The Federal Circuit once again cited Patent Damages Law and Practice as a leading commentary. The comprehensive treatise was coauthored by Chris Marchese, one of the bloggers on this site, and has been previously cited by the Federal Circuit as well as numerous district courts.

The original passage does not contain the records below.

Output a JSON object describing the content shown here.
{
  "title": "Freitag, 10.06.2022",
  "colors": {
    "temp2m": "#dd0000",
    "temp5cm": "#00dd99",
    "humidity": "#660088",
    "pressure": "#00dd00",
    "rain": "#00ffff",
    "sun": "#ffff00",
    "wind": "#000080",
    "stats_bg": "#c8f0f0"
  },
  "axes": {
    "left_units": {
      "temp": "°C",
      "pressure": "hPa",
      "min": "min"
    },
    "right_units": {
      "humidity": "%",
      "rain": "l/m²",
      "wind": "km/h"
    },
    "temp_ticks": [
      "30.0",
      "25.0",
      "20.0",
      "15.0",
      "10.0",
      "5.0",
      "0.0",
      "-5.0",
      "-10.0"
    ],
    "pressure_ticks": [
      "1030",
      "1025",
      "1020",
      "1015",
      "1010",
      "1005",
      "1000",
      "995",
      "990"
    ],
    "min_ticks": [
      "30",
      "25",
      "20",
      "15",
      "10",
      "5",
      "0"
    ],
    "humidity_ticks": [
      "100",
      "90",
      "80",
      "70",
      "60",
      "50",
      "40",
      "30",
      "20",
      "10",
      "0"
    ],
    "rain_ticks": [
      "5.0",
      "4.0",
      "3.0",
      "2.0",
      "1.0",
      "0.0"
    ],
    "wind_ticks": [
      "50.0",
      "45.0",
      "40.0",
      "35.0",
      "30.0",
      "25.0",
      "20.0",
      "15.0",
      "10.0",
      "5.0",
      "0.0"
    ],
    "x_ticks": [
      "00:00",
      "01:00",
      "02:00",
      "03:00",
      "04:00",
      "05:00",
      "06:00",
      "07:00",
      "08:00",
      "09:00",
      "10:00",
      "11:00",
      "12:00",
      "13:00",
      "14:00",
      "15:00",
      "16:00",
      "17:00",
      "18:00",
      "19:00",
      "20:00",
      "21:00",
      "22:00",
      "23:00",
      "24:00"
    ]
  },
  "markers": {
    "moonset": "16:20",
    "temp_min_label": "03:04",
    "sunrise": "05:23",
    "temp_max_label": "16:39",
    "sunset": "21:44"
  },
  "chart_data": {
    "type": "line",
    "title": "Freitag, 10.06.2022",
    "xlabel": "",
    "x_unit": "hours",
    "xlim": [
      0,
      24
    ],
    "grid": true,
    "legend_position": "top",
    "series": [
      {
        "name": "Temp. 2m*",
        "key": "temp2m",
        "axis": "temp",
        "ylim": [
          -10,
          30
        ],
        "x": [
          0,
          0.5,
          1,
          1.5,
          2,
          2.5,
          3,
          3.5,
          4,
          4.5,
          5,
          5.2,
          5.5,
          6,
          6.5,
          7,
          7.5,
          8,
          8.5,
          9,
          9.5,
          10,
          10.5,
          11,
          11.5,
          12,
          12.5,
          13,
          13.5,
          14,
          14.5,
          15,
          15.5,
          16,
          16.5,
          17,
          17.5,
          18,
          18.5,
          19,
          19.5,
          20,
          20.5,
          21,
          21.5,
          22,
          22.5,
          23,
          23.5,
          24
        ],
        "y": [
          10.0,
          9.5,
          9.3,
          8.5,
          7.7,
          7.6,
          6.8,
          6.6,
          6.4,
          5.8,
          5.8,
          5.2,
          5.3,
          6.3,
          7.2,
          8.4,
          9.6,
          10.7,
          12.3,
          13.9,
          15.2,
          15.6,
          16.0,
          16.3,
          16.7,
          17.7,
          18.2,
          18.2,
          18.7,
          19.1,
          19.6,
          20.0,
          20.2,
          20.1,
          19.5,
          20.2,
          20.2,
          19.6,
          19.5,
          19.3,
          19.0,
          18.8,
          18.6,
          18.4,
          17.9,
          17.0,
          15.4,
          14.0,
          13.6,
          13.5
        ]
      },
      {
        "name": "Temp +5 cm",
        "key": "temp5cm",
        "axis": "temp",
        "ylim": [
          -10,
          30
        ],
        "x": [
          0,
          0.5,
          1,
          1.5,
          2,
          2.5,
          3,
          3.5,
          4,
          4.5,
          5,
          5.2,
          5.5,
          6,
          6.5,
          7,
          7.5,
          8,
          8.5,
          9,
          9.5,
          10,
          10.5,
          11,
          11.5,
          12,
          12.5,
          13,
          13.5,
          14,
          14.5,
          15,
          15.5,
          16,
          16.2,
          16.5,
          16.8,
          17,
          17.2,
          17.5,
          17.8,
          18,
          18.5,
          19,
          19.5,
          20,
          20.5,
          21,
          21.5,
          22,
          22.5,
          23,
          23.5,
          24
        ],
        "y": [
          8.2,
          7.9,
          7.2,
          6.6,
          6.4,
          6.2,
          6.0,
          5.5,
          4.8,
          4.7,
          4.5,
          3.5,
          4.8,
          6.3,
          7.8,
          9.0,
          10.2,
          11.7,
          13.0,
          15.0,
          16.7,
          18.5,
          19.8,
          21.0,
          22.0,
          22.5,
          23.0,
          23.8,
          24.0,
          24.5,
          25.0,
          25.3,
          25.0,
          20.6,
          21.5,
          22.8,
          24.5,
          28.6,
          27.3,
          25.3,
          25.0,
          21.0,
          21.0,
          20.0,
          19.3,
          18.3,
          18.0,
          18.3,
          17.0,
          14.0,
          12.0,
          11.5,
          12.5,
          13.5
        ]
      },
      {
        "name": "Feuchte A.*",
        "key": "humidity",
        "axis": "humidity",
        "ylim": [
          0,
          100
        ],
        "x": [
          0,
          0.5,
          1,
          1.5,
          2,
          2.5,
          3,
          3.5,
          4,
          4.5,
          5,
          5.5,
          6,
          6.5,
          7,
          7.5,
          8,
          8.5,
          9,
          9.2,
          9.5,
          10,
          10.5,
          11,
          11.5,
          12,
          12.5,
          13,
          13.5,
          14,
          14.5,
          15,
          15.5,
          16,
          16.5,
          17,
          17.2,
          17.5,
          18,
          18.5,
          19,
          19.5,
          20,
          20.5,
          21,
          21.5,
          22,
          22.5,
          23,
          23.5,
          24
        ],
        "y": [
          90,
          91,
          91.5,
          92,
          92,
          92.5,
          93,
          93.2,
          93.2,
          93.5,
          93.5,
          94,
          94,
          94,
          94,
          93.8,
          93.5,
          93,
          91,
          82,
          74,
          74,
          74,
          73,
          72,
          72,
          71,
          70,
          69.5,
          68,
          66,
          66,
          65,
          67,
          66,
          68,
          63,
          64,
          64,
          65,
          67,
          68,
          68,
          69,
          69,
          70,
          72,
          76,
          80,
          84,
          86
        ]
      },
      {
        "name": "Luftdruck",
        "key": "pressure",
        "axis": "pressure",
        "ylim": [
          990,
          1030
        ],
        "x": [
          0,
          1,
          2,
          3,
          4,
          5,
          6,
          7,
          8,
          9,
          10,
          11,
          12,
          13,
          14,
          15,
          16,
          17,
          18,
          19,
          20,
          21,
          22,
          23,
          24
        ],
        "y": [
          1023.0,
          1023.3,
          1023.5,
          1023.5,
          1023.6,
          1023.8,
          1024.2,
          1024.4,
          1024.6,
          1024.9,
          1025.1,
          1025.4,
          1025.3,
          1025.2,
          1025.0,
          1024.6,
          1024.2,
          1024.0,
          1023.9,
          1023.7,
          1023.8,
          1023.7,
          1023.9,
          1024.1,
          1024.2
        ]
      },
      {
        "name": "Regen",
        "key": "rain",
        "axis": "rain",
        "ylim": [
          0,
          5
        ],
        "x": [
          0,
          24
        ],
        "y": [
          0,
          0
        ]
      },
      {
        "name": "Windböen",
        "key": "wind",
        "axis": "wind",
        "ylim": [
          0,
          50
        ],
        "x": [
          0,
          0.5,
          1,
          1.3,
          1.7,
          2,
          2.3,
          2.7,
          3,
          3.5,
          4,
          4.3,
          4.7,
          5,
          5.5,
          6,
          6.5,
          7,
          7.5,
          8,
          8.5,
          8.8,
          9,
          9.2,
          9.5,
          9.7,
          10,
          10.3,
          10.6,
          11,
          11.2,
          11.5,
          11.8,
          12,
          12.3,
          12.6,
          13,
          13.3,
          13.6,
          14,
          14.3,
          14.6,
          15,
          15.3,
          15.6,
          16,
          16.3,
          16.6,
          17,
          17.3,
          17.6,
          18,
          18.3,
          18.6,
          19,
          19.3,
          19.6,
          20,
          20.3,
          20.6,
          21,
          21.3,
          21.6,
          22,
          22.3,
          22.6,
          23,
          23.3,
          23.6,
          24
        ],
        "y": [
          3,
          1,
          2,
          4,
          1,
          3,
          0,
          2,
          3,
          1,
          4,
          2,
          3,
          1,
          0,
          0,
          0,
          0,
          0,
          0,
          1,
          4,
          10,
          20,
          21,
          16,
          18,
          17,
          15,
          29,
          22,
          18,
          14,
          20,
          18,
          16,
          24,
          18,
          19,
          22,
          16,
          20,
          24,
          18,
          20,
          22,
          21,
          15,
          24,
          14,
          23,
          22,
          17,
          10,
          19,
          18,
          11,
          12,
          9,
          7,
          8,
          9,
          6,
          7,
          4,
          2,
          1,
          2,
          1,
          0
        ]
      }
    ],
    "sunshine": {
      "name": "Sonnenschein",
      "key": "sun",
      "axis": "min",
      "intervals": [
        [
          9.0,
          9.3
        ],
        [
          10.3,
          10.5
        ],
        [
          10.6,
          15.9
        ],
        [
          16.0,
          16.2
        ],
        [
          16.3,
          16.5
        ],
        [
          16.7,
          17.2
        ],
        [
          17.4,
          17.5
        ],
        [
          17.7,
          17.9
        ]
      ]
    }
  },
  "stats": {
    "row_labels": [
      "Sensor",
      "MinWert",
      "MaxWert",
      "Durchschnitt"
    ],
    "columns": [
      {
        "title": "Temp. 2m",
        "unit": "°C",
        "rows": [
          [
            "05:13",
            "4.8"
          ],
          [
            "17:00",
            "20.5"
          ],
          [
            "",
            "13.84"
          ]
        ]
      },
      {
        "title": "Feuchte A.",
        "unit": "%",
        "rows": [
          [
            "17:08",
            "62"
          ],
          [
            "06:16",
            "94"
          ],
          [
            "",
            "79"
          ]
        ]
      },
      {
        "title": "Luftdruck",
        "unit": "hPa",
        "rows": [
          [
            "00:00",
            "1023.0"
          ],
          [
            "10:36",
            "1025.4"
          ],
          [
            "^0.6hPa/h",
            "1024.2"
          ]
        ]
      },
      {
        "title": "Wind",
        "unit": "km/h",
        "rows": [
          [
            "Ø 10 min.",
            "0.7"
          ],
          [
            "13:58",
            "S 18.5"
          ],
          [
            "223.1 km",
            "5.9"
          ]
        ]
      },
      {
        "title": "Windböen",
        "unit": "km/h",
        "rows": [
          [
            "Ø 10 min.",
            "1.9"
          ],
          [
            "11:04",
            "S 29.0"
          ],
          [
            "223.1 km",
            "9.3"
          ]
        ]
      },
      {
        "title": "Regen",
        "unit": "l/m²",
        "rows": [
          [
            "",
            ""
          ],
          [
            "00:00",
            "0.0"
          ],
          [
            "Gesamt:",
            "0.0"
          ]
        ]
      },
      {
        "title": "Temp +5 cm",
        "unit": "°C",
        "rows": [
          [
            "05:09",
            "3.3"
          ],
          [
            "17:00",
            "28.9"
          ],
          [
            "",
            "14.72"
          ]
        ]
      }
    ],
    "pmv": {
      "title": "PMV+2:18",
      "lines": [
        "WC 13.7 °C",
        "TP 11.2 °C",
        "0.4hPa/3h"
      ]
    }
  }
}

“In this case, Teva’s settlement and Andrx’s offer both arose only after the district court had held the patents valid and had made a finding of infringement as to both defendants. The setting in which those events took place was therefore similar to the setting of a hypothetical negotiation in which infringement and patent validity are assumed. In that context, Andrx’s willingness to take a license for between 50 and 70 percent of its profits, and Teva’s agreement to settle the infringement action against it for 54 percent of its net sales, constitute persuasive evidence that a royalty rate in the neighborhood of 50 percent of net sales for a similarly situated party would be reasonable. See Studiengesellschaft Kohle, m.b.H. v. Dart Indus., Inc., 862 F.2d 1564, 1570-72 (Fed. Cir. 1988); John M. Skenyon et al., Patent Damages Law and Practice § 1:15, at 25 (2013 ed.) (footnote omitted).”